But the first lady decided that actions speak louder than words. "I thought, 'OK, well, let me live my life out loud so that people can then see and then judge for themselves,'" she said. "And that's what I want young people to do: Just live your life. Live it out loud." If she can get through 2016 with that mantra, we all can use it to get through 2017.
Follow Marie Claire on Facebook for the latest celeb news, beauty tips, fascinating reads, livestream video, and more.
The 7 Best Korean Makeup Brands
Even the packaging is innovative!
By Alexis Gaskin •
31 Eco-Friendly Gifts Your Friends, Family, and the Planet Will Love
Make every day Earth Day.
By Katherine J Igoe •
The 17 Best Movie Soundtracks Ever
Relieve your favorite films—and discover some new classics— through these iconic soundtracks.
By Quinci LeGardye •
Cory Booker and Rosario Dawson's Relationship Is No More
After three years of dating, the power couple have decided they're better off as friends.
By Marie Claire Editors •
Education for Women and Girls Is Crucial for Climate Justice
In an excerpt from her new book, 'A Bigger Picture,' Ugandan climate activist Vanessa Nakate discusses the impact educated African women and girls can have on solving the climate crisis.
By Vanessa Nakate •
It’s Time to End Equal Pay Days and Pass the Equal Rights Amendment
The passage of the ERA is a chance for our country to prove it truly values women.
By Hala Ayala •
In Conversation: Secretary Jennifer Granholm and Emily Tisch Sussman
“It’s ridiculous that we’re the only advanced nation on the planet that doesn’t help families with childcare.”
By Emily Tisch Sussman •
EMILY's List President Laphonza Butler Has Big Plans for the Organization
Under Butler's leadership, the largest resource for women in politics aims to expand Black political power and become more accessible for candidates across the nation.
By Rachel Epstein •
Anita Hill Believes We Can End Gender Violence
Three decades after her landmark testimony in the Clarence Thomas confirmation hearings, the esteemed professor and lawyer has a message for leaders: The time is now to prioritize anti-gender violence policies.
By Rachel Epstein •
For Teachers, Going to Work Can Mean Life or Death
Stefanie Minguell, a COVID survivor and second grade teacher in Florida's Broward County, almost died of COVID-19 and is immunocomprised. When she teaches in the classroom, she’s forced to choose between her health and her students.
By Megan DiTrolio •
Periods Don’t Stop for Pandemics—And Neither Have Our Nation’s Moms
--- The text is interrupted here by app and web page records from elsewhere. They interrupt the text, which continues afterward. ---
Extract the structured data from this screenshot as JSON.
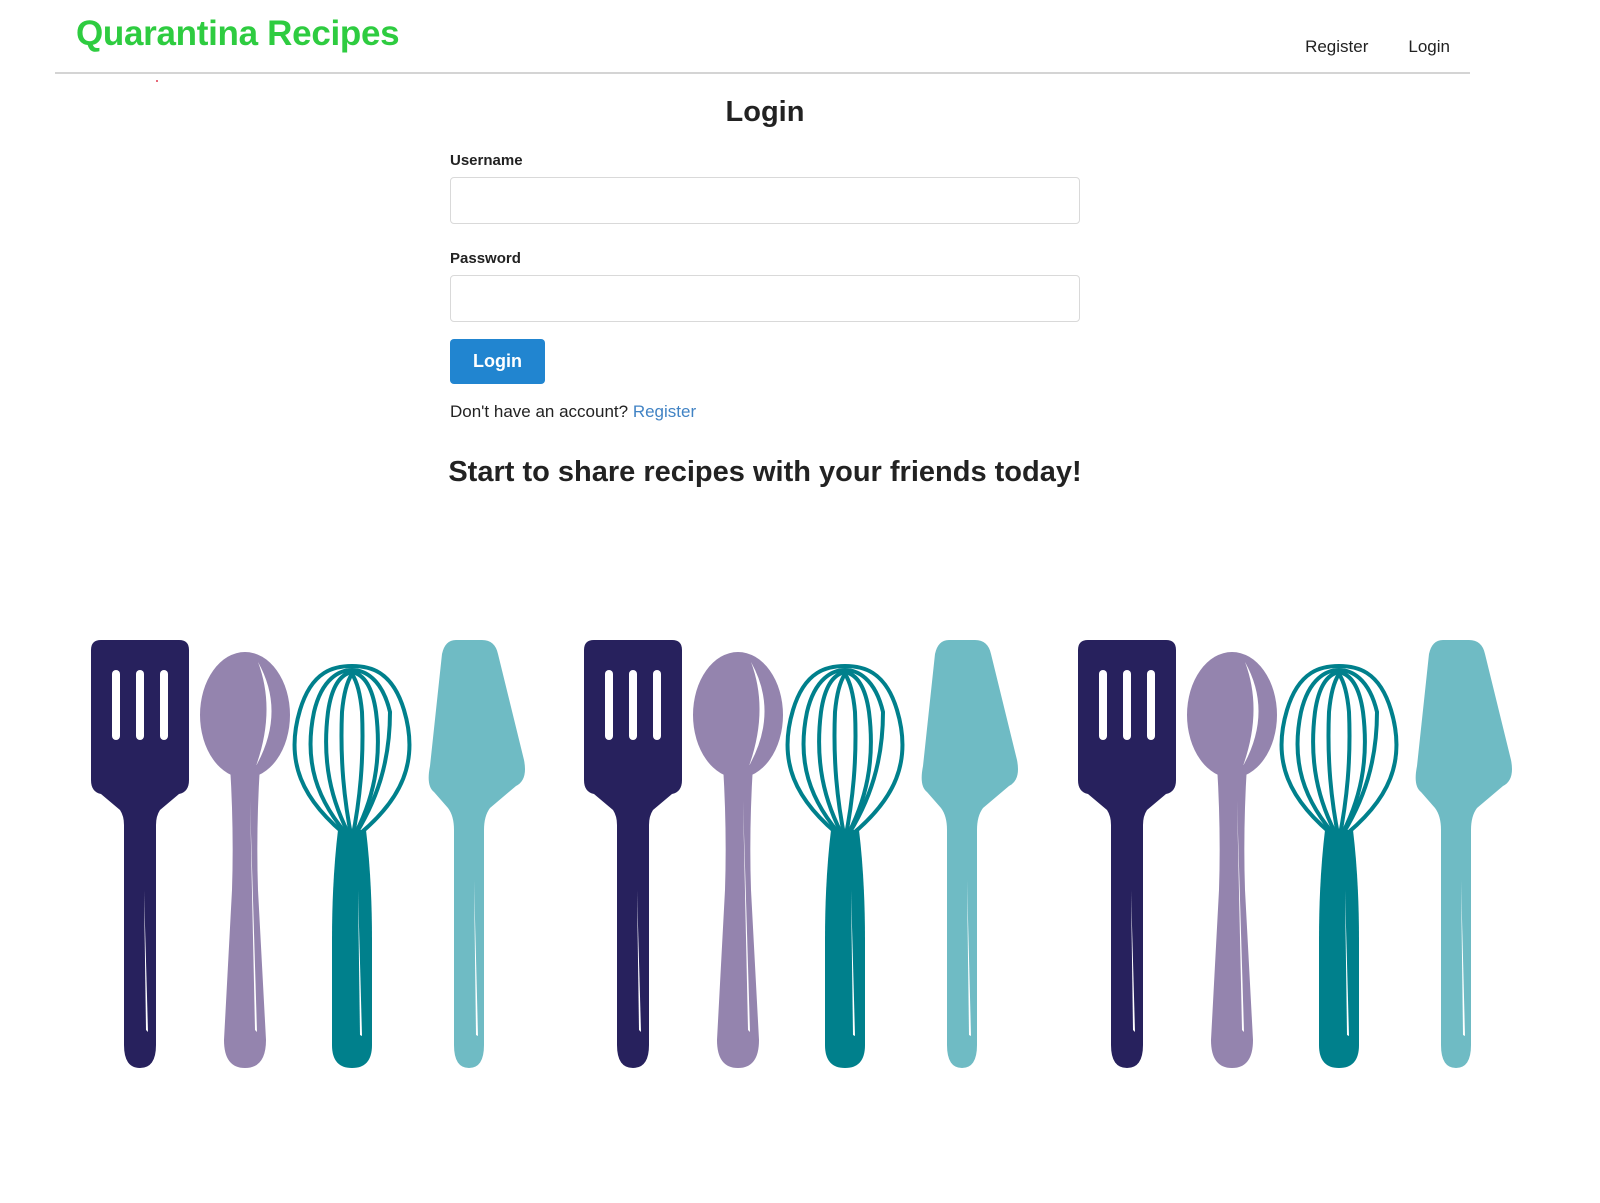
{
  "navbar": {
    "brand": "Quarantina Recipes",
    "links": [
      "Register",
      "Login"
    ]
  },
  "login_form": {
    "title": "Login",
    "username_label": "Username",
    "username_value": "",
    "password_label": "Password",
    "password_value": "",
    "submit_label": "Login",
    "register_prompt": "Don't have an account?",
    "register_link": "Register"
  },
  "tagline": "Start to share recipes with your friends today!",
  "illustration": {
    "icons": [
      "spatula-icon",
      "spoon-icon",
      "whisk-icon",
      "pie-server-icon"
    ],
    "repeat": 3,
    "colors": {
      "spatula": "#27215d",
      "spoon": "#9484ae",
      "whisk": "#00808c",
      "pie_server": "#6fbbc4"
    }
  },
  "colors": {
    "brand": "#2ecc40",
    "primary_button": "#2185d0",
    "link": "#4183c4",
    "divider": "#d4d4d4"
  }
}
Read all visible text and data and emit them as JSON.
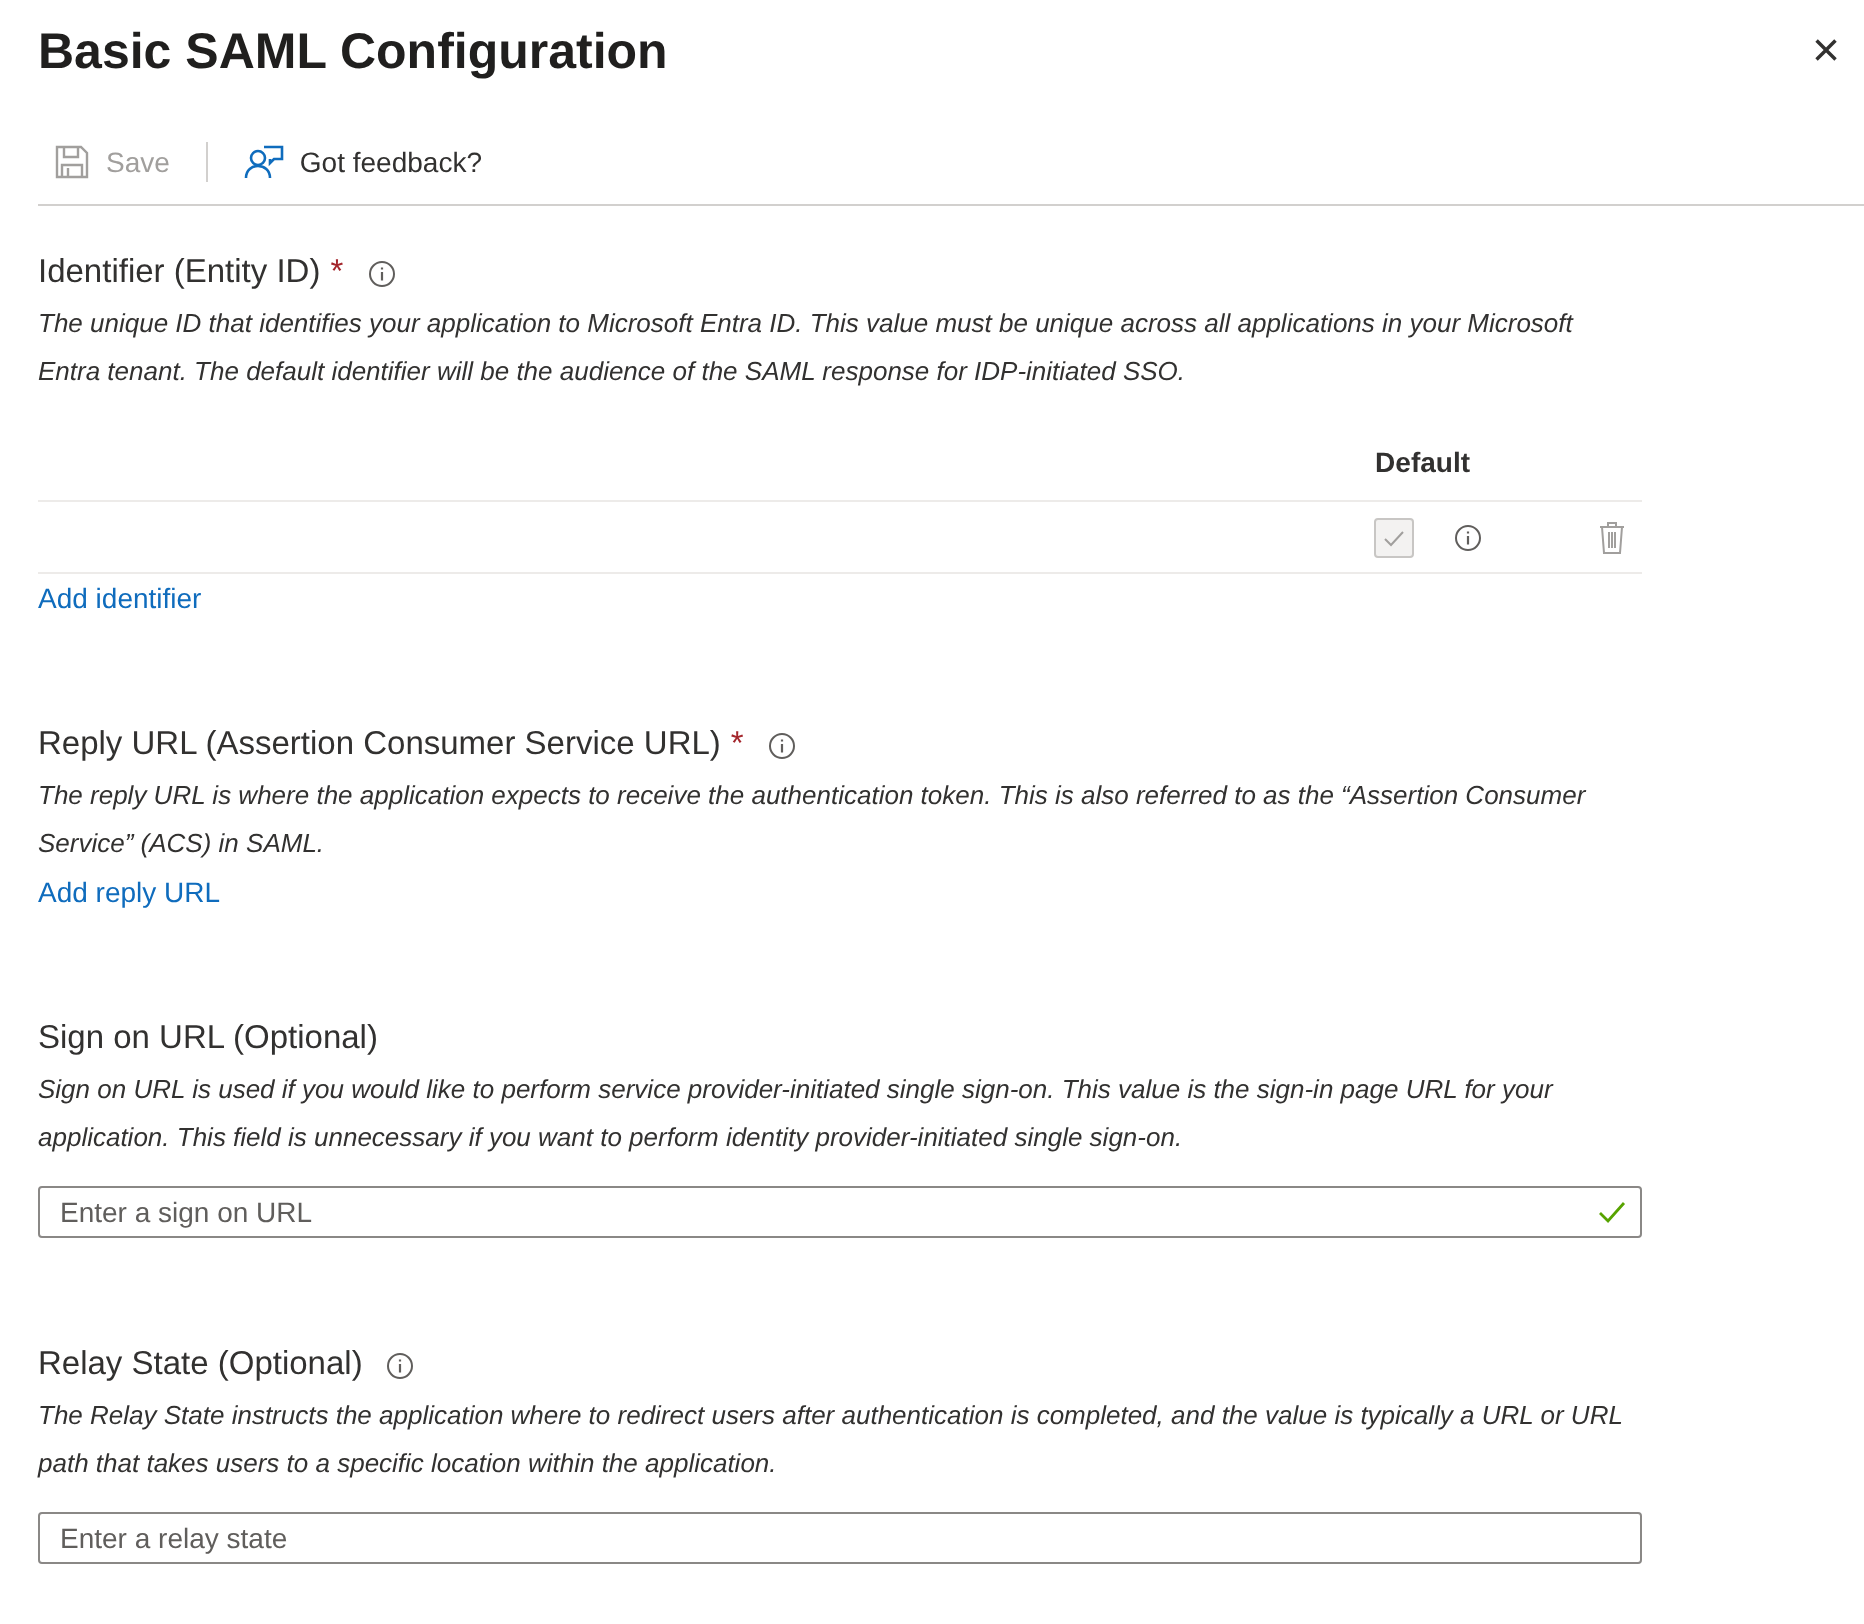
{
  "panel": {
    "title": "Basic SAML Configuration",
    "close": "×"
  },
  "toolbar": [
    {
      "kind": "save",
      "label": "Save",
      "disabled": true
    },
    {
      "kind": "feedback",
      "label": "Got feedback?",
      "disabled": false
    }
  ],
  "sections": [
    {
      "title": "Identifier (Entity ID)",
      "required_mark": "*",
      "info": true,
      "description": "The unique ID that identifies your application to Microsoft Entra ID. This value must be unique across all applications in your Microsoft Entra tenant. The default identifier will be the audience of the SAML response for IDP-initiated SSO.",
      "table": {
        "header": "Default",
        "rows": [
          {
            "checked": true,
            "disabled": true
          }
        ]
      },
      "link": "Add identifier"
    },
    {
      "title": "Reply URL (Assertion Consumer Service URL)",
      "required_mark": "*",
      "info": true,
      "description": "The reply URL is where the application expects to receive the authentication token. This is also referred to as the “Assertion Consumer Service” (ACS) in SAML.",
      "link": "Add reply URL"
    },
    {
      "title": "Sign on URL (Optional)",
      "info": false,
      "description": "Sign on URL is used if you would like to perform service provider-initiated single sign-on. This value is the sign-in page URL for your application. This field is unnecessary if you want to perform identity provider-initiated single sign-on.",
      "field": {
        "placeholder": "Enter a sign on URL",
        "valid": true
      }
    },
    {
      "title": "Relay State (Optional)",
      "info": true,
      "description": "The Relay State instructs the application where to redirect users after authentication is completed, and the value is typically a URL or URL path that takes users to a specific location within the application.",
      "field": {
        "placeholder": "Enter a relay state",
        "valid": false
      }
    }
  ]
}
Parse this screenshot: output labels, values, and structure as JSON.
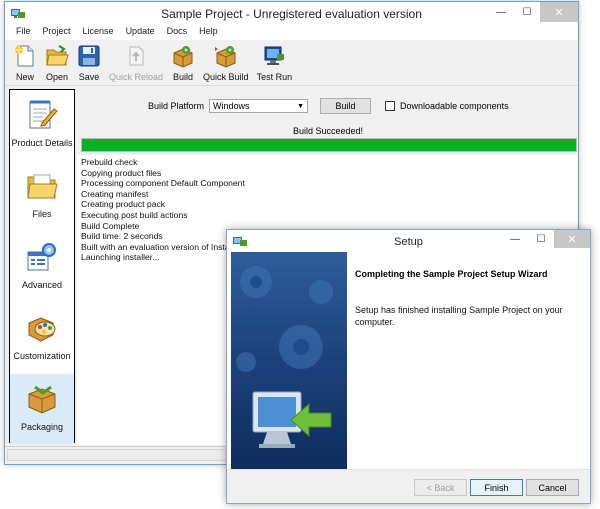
{
  "main_window": {
    "title": "Sample Project - Unregistered evaluation version",
    "menu": [
      "File",
      "Project",
      "License",
      "Update",
      "Docs",
      "Help"
    ],
    "toolbar": [
      {
        "label": "New",
        "icon": "new-document-icon",
        "enabled": true
      },
      {
        "label": "Open",
        "icon": "open-folder-icon",
        "enabled": true
      },
      {
        "label": "Save",
        "icon": "save-disk-icon",
        "enabled": true
      },
      {
        "label": "Quick Reload",
        "icon": "reload-document-icon",
        "enabled": false
      },
      {
        "label": "Build",
        "icon": "build-package-icon",
        "enabled": true
      },
      {
        "label": "Quick Build",
        "icon": "quick-build-icon",
        "enabled": true
      },
      {
        "label": "Test Run",
        "icon": "test-run-monitor-icon",
        "enabled": true
      }
    ],
    "sidebar": [
      {
        "label": "Product Details",
        "icon": "notepad-pencil-icon",
        "active": false
      },
      {
        "label": "Files",
        "icon": "folder-files-icon",
        "active": false
      },
      {
        "label": "Advanced",
        "icon": "advanced-settings-icon",
        "active": false
      },
      {
        "label": "Customization",
        "icon": "palette-box-icon",
        "active": false
      },
      {
        "label": "Packaging",
        "icon": "package-box-icon",
        "active": true
      }
    ],
    "build_platform": {
      "label": "Build Platform",
      "selected": "Windows",
      "build_button": "Build",
      "downloadable_label": "Downloadable components",
      "downloadable_checked": false
    },
    "status": "Build Succeeded!",
    "progress": 1.0,
    "progress_color": "#06b025",
    "log": [
      "Prebuild check",
      "Copying product files",
      "Processing component Default Component",
      "Creating manifest",
      "Creating product pack",
      "Executing post build actions",
      "Build Complete",
      "Build time: 2 seconds",
      "Built with an evaluation version of Instal",
      "Launching installer..."
    ]
  },
  "setup_dialog": {
    "title": "Setup",
    "heading": "Completing the Sample Project Setup Wizard",
    "body": "Setup has finished installing Sample Project on your computer.",
    "buttons": {
      "back": "< Back",
      "finish": "Finish",
      "cancel": "Cancel"
    }
  }
}
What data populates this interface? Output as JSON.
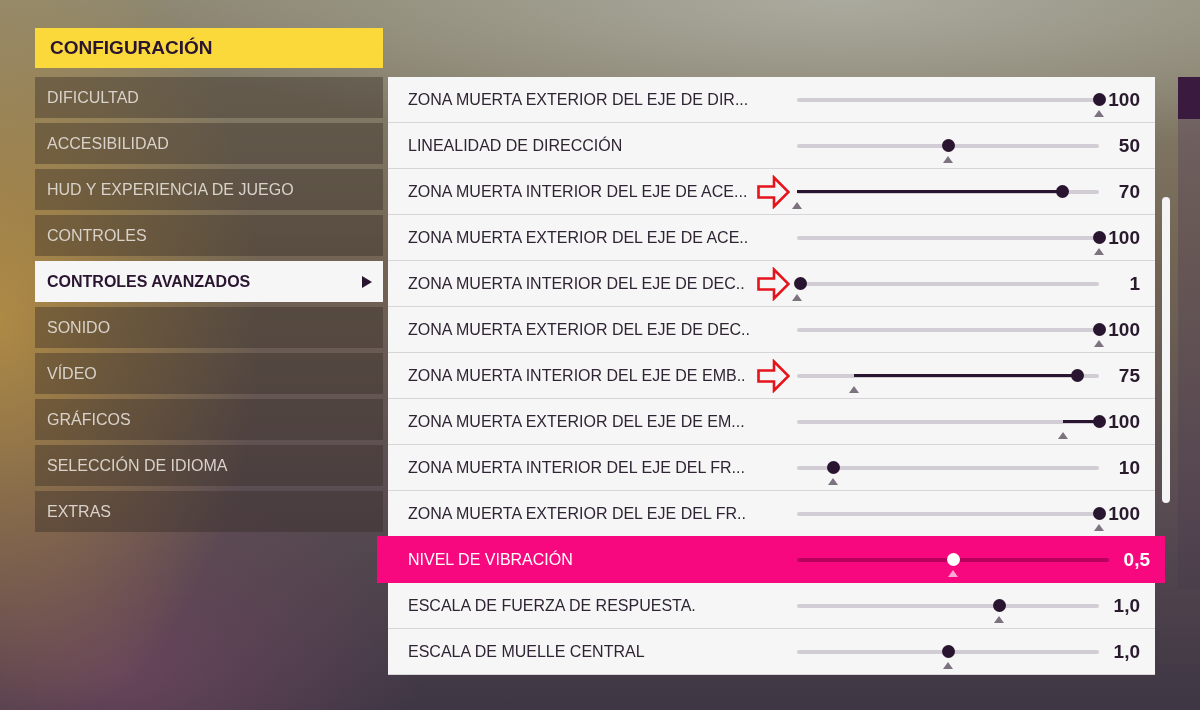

Policies touted in the $3.5 trillion budget plan and other Congressional bills are missing a core component of maternal well-being: menstrual access and health.
By Christy Turlington Burns •